Internet Explorer market-share reaches all time low as Chrome hits 10%

By Tom Warren, on 1st Feb 11 11:46 am with 10 Comments

Microsoft’s overall Internet Explorer market-share decreased again in January 2011.

Worldwide Market-share trackers Net Applications issued their monthly browser share report today which indicates that Internet Explorer market-share has dropped for the seventh month in a row. Microsoft’s Internet Explorer now controls 56% of the market compared to 62% a year ago and 70% in January 2009. Microsoft’s Internet Explorer market share bleed has continued for over six months as the company struggles to convince users to pick Internet Explorer for their browsing needs.

  • July 2010 – 60.74%
  • August 2010 – 60.48%
  • September 2010 – 59.62%
  • October 2010 – 59.18%
  • November 2010 – 58.44%
  • December 2010 – 57.08%
  • January 2011 – 56.00%

Microsoft chose to market the positives from Net Applications report on Tuesday. The software giant touted Internet Explorer 8′s rise in growth in January, a 1.18% growth increase from December 2010. “Over one and a half times of the growth of Chrome (0.72%)” said Internet Explorer’s product marketing chief Roger Capriotti. Microsoft failed to acknowledge the rise of Chrome however. In December Chrome accounted for 9.98% of browser market share. Chrome currently stands at 10.70%, a major increase from its 5.22% just a year ago.

Despite Microsoft’s Internet Explorer market-share drops, the software giant is hard at work on the next generation. Microsoft revealed on Tuesday that consumers have downloaded 23 million copies of Internet Explorer 9 beta since its release in September. Internet Explorer 9 beta now accounts for 0.5% of worldwide browser market-share. The software giant is expected to unveil the Release Candidate version of Internet Explorer 9 at an event in San Francisco on February 10. Microsoft sent out media invites last week inviting press and analysts to the unveiling of Internet Explorer 9 RC.

  • http://www.facebook.com/people/Jarrich-Van-de-Voorde/100000000872250 Jarrich Van de Voorde

    I really, really hope that the release of IE9 can put a stop at this.

    • Wade

      With Google marketshare and an “Install Chrome” link right by the search box on Google’s homepage, it seems unlikely.

    • GP007

      Most of the users are also older FF users who move to Chrome. I for one am loving IE9 and once it hits RC and then RTW there will be little need to change to something else for many users out there.

    • http://www.winrumors.com Tom W

      It has been going on for a long time. Increased competition from Mozilla and Google is the main cause but vulnerabilities and high profile security issues have also dented consumer confidence.

    • Dukenookem1

      The security issues are ancient. IE8 is more secure than both FF and Chrome today.
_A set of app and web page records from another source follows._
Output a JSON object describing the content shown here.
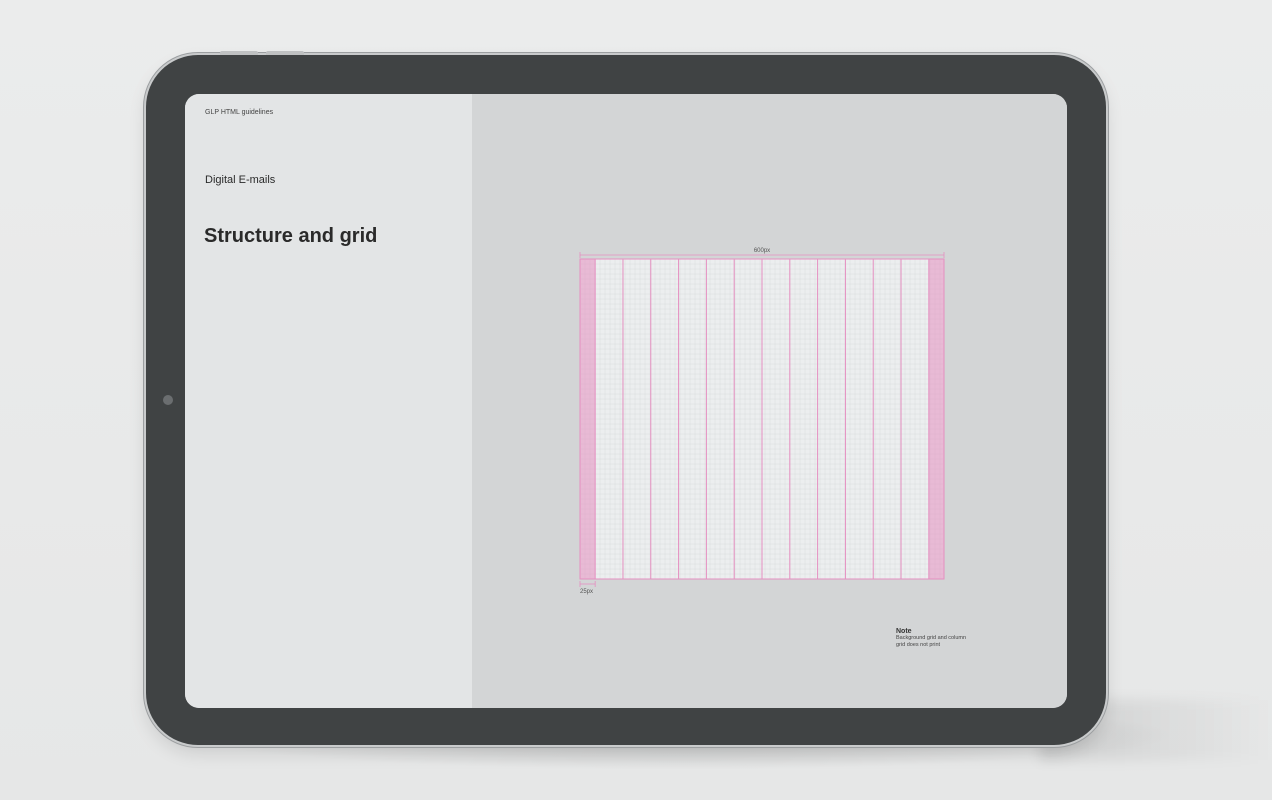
{
  "document": {
    "header": "GLP HTML guidelines",
    "section": "Digital E-mails",
    "title": "Structure and grid"
  },
  "grid_diagram": {
    "width_label": "600px",
    "margin_label": "25px",
    "total_width": 600,
    "margin_width": 25
  },
  "note": {
    "title": "Note",
    "lines": [
      "Background grid and column",
      "grid does not print"
    ]
  },
  "colors": {
    "bezel": "#404344",
    "left_pane": "#e3e5e6",
    "right_pane": "#d3d5d6",
    "grid_accent": "#e58fc0"
  },
  "icons": {
    "camera": "front-camera-icon"
  }
}
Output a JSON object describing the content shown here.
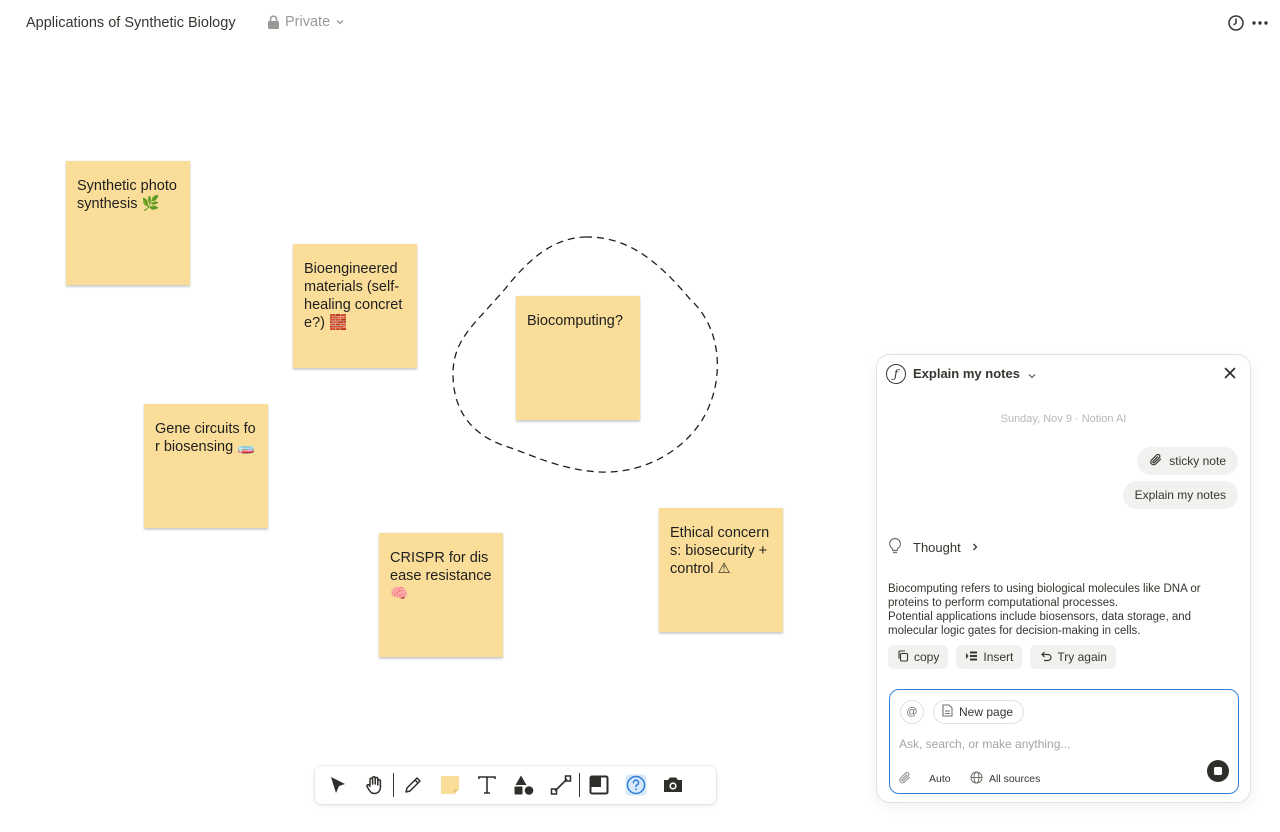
{
  "header": {
    "title": "Applications of Synthetic Biology",
    "privacy_label": "Private",
    "icons": [
      "lock-icon",
      "chevron-down-icon",
      "clock-icon",
      "more-icon"
    ]
  },
  "notes": [
    {
      "id": "synthetic-photosynthesis",
      "text": "Synthetic photosynthesis 🌿"
    },
    {
      "id": "bioengineered-materials",
      "text": "Bioengineered materials (self-healing concrete?) 🧱"
    },
    {
      "id": "biocomputing",
      "text": "Biocomputing?"
    },
    {
      "id": "gene-circuits",
      "text": "Gene circuits for biosensing 🧫"
    },
    {
      "id": "crispr",
      "text": "CRISPR for disease resistance 🧠"
    },
    {
      "id": "ethical-concerns",
      "text": "Ethical concerns: biosecurity + control ⚠"
    }
  ],
  "colors": {
    "sticky": "#f9dd99",
    "accent": "#2d7fd8",
    "text": "#37352f",
    "muted": "#9b9a97"
  },
  "toolbar": {
    "tools": [
      "select",
      "pan",
      "pen",
      "sticky-note",
      "text",
      "shapes",
      "connector",
      "frame",
      "help",
      "camera"
    ],
    "active": "help"
  },
  "ai_panel": {
    "title": "Explain my notes",
    "date": "Sunday, Nov 9 · Notion AI",
    "context_chip": "sticky note",
    "user_message": "Explain my notes",
    "thought_label": "Thought",
    "answer_line1": "Biocomputing refers to using biological molecules like DNA or proteins to perform computational processes.",
    "answer_line2": "Potential applications include biosensors, data storage, and molecular logic gates for decision-making in cells.",
    "actions": {
      "copy": "copy",
      "insert": "Insert",
      "retry": "Try again"
    },
    "composer": {
      "mention": "@",
      "new_page": "New page",
      "placeholder": "Ask, search, or make anything...",
      "mode": "Auto",
      "sources": "All sources"
    }
  }
}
The young iMedia bloggers still like to front that bs though.

  • Viruela22

    It must be fair! only older versions of explorer are those that are down only me preocuparia if in its 8 low version but to grow and that more grew up-tanbien would say that firefox under its quota again, at the end explorer 8 browser will be number one and would that say it is logical that chrome grows because programs like the CCLEANER brings you “gift” the installation of google’s browser
    usage in its latest IE version, IE 8, grew faster than the competition in January too. And as the most-frequently-used browser, IE 8 now commands 34.17 percent of the market, up from 33 percent the previous month and just 25 percent a year earlier.

    IE 8′s gains in January were the largest of all web browsers and over one and a half times as large as the gains made by Google’s Chrome, which pushed past 10 percent usage share for the first time. IE 8 is the most popular and fastest growing browser in the market, as it has been for several months in a row.
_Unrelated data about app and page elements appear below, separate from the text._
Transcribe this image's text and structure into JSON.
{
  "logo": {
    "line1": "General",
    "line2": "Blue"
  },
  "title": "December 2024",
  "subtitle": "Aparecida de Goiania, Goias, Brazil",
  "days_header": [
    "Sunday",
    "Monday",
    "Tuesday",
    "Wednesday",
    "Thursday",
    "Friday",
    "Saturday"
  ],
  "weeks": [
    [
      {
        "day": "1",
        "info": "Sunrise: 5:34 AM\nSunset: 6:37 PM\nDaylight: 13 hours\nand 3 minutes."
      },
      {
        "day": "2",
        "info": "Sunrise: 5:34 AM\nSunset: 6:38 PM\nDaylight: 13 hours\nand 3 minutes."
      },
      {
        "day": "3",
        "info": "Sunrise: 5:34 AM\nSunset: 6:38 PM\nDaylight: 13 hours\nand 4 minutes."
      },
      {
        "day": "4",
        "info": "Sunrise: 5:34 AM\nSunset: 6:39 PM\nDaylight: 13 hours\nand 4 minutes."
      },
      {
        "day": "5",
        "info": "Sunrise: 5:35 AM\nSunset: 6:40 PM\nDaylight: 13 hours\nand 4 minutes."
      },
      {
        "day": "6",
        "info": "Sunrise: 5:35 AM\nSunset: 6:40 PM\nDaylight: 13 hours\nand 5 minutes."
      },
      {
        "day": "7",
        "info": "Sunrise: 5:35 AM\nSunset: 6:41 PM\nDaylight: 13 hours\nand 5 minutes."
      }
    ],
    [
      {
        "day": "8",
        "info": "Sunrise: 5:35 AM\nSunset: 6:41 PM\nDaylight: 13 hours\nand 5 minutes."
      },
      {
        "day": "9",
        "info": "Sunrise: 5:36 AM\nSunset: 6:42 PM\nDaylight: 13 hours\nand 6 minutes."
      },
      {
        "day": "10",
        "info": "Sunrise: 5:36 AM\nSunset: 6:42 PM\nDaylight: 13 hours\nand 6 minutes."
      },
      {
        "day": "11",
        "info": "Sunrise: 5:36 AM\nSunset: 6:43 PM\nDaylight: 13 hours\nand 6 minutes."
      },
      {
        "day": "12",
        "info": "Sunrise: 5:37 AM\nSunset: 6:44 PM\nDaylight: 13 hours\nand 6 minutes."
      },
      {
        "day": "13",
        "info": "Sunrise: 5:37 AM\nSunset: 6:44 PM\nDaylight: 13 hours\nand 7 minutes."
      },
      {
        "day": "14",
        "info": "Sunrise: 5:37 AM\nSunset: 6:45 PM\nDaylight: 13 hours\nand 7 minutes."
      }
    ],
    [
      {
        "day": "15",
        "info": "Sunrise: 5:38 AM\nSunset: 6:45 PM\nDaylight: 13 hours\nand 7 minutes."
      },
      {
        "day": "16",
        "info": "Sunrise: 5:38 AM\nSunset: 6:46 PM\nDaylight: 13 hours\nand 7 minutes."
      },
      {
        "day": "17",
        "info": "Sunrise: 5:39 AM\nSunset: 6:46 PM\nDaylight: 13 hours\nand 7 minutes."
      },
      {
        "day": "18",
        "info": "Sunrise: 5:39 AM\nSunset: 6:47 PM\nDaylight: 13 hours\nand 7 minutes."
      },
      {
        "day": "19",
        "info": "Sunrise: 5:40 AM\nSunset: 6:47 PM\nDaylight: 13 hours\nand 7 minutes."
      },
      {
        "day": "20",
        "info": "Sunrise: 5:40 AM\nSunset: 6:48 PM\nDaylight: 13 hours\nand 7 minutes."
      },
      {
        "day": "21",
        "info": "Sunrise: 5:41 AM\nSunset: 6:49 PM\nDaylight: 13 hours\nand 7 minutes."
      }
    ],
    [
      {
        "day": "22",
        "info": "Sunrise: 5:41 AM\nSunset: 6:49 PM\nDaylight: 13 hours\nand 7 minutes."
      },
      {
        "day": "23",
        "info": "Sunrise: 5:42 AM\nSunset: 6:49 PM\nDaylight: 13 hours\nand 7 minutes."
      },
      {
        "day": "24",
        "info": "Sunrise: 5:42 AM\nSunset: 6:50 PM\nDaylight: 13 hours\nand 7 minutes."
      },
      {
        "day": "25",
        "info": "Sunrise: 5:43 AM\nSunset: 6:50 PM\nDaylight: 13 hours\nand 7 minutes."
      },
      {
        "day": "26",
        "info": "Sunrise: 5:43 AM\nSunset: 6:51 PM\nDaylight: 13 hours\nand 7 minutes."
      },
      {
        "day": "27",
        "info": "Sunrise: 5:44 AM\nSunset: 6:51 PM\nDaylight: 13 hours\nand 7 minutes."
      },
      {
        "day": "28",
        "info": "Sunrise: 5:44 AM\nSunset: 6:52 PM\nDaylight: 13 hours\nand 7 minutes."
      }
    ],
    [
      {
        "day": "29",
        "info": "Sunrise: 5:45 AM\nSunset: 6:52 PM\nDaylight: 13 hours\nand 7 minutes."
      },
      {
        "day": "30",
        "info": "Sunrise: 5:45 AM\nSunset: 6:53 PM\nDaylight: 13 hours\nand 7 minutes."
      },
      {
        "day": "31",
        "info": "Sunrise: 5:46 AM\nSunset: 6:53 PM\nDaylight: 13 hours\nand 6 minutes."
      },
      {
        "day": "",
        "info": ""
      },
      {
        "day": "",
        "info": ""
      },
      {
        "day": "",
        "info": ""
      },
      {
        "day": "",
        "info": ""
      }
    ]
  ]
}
  • http://www.timacheson.com/ Tim Acheson

    IE still dominates by a big margin.

    After leveraging the full power of Google, with ads on billboards and newspapers, and prompts on YouTube and Google.com implying that the user needs Chrome to continue accessing the website, Chrome gets just 10%. This is another Google fail, and yet another web browser that overworked web devs now have to support. Chrome , especially with Google’s recent codec move, is also a major new obstacle impeding HTML5 adoption.

    Thanks a bunch, Google. You have to poke your fat corporate fingers into everybody else’s pies.
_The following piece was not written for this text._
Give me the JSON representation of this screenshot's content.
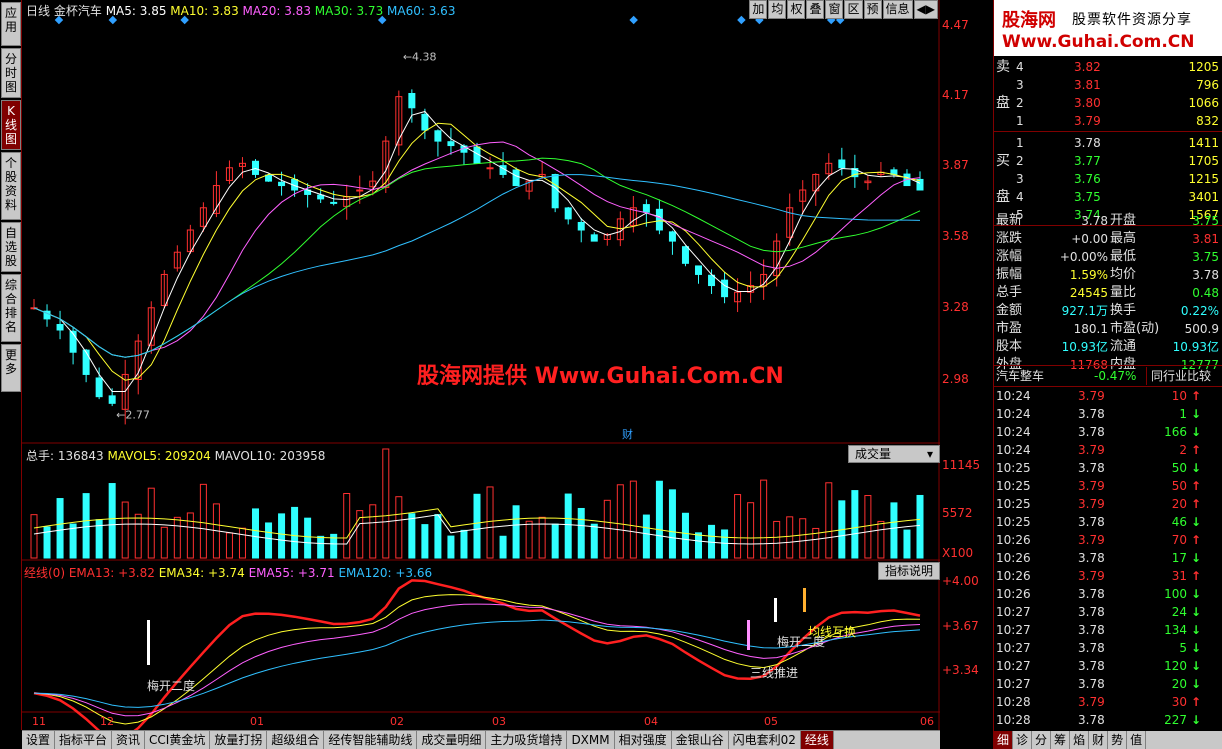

    If I got 1 out of 10th in a school test, I’d keep quiet about it.

  • http://www.timacheson.com/ Tim Acheson

    Let’s be clear about this.

    IE is not losing share, unless you count the oldest versions which Microsoft no longer supports:

    http://bit.ly/ezx4qD

  • Edward

    No AdBlocker => not using IE. As easy it is :-D